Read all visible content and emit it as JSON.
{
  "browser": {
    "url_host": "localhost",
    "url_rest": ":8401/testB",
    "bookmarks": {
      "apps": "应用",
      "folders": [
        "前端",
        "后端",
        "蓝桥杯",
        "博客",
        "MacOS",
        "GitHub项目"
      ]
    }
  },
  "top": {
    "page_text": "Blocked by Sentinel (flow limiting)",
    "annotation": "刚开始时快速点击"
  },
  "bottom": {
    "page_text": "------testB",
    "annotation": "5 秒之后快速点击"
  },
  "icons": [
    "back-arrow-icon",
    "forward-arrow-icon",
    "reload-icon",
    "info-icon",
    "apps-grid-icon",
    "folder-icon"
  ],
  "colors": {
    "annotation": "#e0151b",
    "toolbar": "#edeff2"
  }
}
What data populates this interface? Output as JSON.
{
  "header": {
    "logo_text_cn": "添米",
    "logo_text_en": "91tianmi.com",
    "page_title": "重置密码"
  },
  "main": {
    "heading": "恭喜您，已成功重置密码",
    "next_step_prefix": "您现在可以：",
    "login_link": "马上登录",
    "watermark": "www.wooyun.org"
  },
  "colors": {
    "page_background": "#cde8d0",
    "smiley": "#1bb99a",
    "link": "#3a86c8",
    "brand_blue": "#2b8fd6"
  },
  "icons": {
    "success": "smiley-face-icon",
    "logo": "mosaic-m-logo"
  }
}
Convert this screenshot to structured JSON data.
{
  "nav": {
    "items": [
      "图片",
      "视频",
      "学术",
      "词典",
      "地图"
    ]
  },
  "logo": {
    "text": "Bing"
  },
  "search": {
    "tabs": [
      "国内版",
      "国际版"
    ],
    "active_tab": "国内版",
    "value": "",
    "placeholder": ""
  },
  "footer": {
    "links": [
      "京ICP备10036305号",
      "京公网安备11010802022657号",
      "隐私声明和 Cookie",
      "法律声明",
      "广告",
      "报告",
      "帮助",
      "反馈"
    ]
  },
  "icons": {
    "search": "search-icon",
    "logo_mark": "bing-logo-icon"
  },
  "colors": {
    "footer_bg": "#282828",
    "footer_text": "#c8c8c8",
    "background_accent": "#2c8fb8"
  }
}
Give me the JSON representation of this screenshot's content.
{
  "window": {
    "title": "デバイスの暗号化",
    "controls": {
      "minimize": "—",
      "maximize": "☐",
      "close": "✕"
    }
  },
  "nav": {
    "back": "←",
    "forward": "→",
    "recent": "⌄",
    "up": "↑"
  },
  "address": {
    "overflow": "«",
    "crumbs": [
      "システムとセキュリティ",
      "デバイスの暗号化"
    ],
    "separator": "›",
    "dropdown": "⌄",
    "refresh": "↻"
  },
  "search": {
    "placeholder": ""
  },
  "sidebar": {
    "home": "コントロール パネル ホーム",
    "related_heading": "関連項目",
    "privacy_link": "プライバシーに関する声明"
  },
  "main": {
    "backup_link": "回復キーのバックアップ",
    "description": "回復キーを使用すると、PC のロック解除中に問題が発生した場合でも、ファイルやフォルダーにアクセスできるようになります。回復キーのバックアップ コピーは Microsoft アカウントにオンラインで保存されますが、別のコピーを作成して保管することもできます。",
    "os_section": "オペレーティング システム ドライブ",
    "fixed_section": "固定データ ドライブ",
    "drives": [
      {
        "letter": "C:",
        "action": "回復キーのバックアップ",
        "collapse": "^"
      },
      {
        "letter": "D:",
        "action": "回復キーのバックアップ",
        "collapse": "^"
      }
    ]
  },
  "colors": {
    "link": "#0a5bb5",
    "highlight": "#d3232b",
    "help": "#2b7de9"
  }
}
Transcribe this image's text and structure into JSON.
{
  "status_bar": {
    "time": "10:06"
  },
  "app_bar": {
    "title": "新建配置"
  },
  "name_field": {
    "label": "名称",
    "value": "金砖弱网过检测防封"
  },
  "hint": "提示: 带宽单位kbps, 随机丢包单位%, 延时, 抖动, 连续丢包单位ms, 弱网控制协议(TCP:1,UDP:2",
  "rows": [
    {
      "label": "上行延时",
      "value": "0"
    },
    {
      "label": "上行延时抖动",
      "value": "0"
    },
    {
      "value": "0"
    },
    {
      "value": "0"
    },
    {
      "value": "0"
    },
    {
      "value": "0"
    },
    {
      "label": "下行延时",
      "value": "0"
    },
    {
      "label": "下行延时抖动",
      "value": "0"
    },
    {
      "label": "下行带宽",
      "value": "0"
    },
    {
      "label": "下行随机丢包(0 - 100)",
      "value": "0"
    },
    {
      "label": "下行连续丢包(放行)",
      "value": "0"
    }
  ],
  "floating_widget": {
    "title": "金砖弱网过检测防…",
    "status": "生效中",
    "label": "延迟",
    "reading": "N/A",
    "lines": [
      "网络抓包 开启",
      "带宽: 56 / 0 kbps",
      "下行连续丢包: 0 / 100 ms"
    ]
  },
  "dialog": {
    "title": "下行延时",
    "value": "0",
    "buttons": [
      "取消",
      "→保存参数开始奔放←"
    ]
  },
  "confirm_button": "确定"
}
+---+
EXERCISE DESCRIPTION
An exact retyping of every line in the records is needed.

RESPONSE TO THIS EXERCISE
Read all visible content and emit it as JSON.
{
  "browser": {
    "url_host": "localhost",
    "url_rest": ":8401/testB",
    "bookmarks": {
      "apps": "应用",
      "folders": [
        "前端",
        "后端",
        "蓝桥杯",
        "博客",
        "MacOS",
        "GitHub项目"
      ]
    }
  },
  "top": {
    "page_text": "Blocked by Sentinel (flow limiting)",
    "annotation": "刚开始时快速点击"
  },
  "bottom": {
    "page_text": "------testB",
    "annotation": "5 秒之后快速点击"
  },
  "icons": [
    "back-arrow-icon",
    "forward-arrow-icon",
    "reload-icon",
    "info-icon",
    "apps-grid-icon",
    "folder-icon"
  ],
  "colors": {
    "annotation": "#e0151b",
    "toolbar": "#edeff2"
  }
}
What data populates this interface? Output as JSON.
{
  "header": {
    "logo_text_cn": "添米",
    "logo_text_en": "91tianmi.com",
    "page_title": "重置密码"
  },
  "main": {
    "heading": "恭喜您，已成功重置密码",
    "next_step_prefix": "您现在可以：",
    "login_link": "马上登录",
    "watermark": "www.wooyun.org"
  },
  "colors": {
    "page_background": "#cde8d0",
    "smiley": "#1bb99a",
    "link": "#3a86c8",
    "brand_blue": "#2b8fd6"
  },
  "icons": {
    "success": "smiley-face-icon",
    "logo": "mosaic-m-logo"
  }
}
Convert this screenshot to structured JSON data.
{
  "nav": {
    "items": [
      "图片",
      "视频",
      "学术",
      "词典",
      "地图"
    ]
  },
  "logo": {
    "text": "Bing"
  },
  "search": {
    "tabs": [
      "国内版",
      "国际版"
    ],
    "active_tab": "国内版",
    "value": "",
    "placeholder": ""
  },
  "footer": {
    "links": [
      "京ICP备10036305号",
      "京公网安备11010802022657号",
      "隐私声明和 Cookie",
      "法律声明",
      "广告",
      "报告",
      "帮助",
      "反馈"
    ]
  },
  "icons": {
    "search": "search-icon",
    "logo_mark": "bing-logo-icon"
  },
  "colors": {
    "footer_bg": "#282828",
    "footer_text": "#c8c8c8",
    "background_accent": "#2c8fb8"
  }
}
Give me the JSON representation of this screenshot's content.
{
  "window": {
    "title": "デバイスの暗号化",
    "controls": {
      "minimize": "—",
      "maximize": "☐",
      "close": "✕"
    }
  },
  "nav": {
    "back": "←",
    "forward": "→",
    "recent": "⌄",
    "up": "↑"
  },
  "address": {
    "overflow": "«",
    "crumbs": [
      "システムとセキュリティ",
      "デバイスの暗号化"
    ],
    "separator": "›",
    "dropdown": "⌄",
    "refresh": "↻"
  },
  "search": {
    "placeholder": ""
  },
  "sidebar": {
    "home": "コントロール パネル ホーム",
    "related_heading": "関連項目",
    "privacy_link": "プライバシーに関する声明"
  },
  "main": {
    "backup_link": "回復キーのバックアップ",
    "description": "回復キーを使用すると、PC のロック解除中に問題が発生した場合でも、ファイルやフォルダーにアクセスできるようになります。回復キーのバックアップ コピーは Microsoft アカウントにオンラインで保存されますが、別のコピーを作成して保管することもできます。",
    "os_section": "オペレーティング システム ドライブ",
    "fixed_section": "固定データ ドライブ",
    "drives": [
      {
        "letter": "C:",
        "action": "回復キーのバックアップ",
        "collapse": "^"
      },
      {
        "letter": "D:",
        "action": "回復キーのバックアップ",
        "collapse": "^"
      }
    ]
  },
  "colors": {
    "link": "#0a5bb5",
    "highlight": "#d3232b",
    "help": "#2b7de9"
  }
}
Transcribe this image's text and structure into JSON.
{
  "status_bar": {
    "time": "10:06"
  },
  "app_bar": {
    "title": "新建配置"
  },
  "name_field": {
    "label": "名称",
    "value": "金砖弱网过检测防封"
  },
  "hint": "提示: 带宽单位kbps, 随机丢包单位%, 延时, 抖动, 连续丢包单位ms, 弱网控制协议(TCP:1,UDP:2",
  "rows": [
    {
      "label": "上行延时",
      "value": "0"
    },
    {
      "label": "上行延时抖动",
      "value": "0"
    },
    {
      "value": "0"
    },
    {
      "value": "0"
    },
    {
      "value": "0"
    },
    {
      "value": "0"
    },
    {
      "label": "下行延时",
      "value": "0"
    },
    {
      "label": "下行延时抖动",
      "value": "0"
    },
    {
      "label": "下行带宽",
      "value": "0"
    },
    {
      "label": "下行随机丢包(0 - 100)",
      "value": "0"
    },
    {
      "label": "下行连续丢包(放行)",
      "value": "0"
    }
  ],
  "floating_widget": {
    "title": "金砖弱网过检测防…",
    "status": "生效中",
    "label": "延迟",
    "reading": "N/A",
    "lines": [
      "网络抓包 开启",
      "带宽: 56 / 0 kbps",
      "下行连续丢包: 0 / 100 ms"
    ]
  },
  "dialog": {
    "title": "下行延时",
    "value": "0",
    "buttons": [
      "取消",
      "→保存参数开始奔放←"
    ]
  },
  "confirm_button": "确定"
}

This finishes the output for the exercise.